ACTIVITY: Count how many lines below include the string "this". Only that number should appear in the reply.

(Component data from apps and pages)
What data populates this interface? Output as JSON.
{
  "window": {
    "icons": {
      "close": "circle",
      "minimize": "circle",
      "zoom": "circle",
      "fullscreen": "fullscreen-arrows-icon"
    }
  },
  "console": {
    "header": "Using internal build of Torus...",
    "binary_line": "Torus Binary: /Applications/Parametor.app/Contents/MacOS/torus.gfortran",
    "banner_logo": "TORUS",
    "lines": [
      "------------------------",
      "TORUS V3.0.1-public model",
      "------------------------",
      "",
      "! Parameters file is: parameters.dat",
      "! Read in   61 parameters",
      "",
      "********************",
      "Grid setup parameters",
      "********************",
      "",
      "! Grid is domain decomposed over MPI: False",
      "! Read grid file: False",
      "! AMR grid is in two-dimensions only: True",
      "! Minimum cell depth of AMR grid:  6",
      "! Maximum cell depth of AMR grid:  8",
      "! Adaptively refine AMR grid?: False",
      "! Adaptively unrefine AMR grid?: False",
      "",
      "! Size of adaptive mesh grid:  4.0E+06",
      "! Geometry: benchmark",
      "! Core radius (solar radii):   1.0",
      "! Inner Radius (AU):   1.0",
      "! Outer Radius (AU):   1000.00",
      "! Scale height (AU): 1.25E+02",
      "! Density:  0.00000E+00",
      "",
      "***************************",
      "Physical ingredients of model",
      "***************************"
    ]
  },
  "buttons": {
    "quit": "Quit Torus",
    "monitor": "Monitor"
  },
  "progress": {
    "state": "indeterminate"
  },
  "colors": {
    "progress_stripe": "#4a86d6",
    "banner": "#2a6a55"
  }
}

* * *

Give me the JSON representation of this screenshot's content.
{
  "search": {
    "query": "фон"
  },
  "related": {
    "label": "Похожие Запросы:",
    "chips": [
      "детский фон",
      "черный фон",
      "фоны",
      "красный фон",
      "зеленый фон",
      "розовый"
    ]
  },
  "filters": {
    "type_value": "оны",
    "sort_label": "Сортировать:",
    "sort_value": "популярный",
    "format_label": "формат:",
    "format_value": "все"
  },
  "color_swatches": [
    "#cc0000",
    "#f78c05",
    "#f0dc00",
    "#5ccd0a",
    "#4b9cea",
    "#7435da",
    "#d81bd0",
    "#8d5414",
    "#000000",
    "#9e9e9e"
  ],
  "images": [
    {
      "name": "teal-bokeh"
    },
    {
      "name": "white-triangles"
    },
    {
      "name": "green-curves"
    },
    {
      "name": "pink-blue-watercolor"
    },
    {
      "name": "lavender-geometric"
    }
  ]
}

TASK RESULT: 2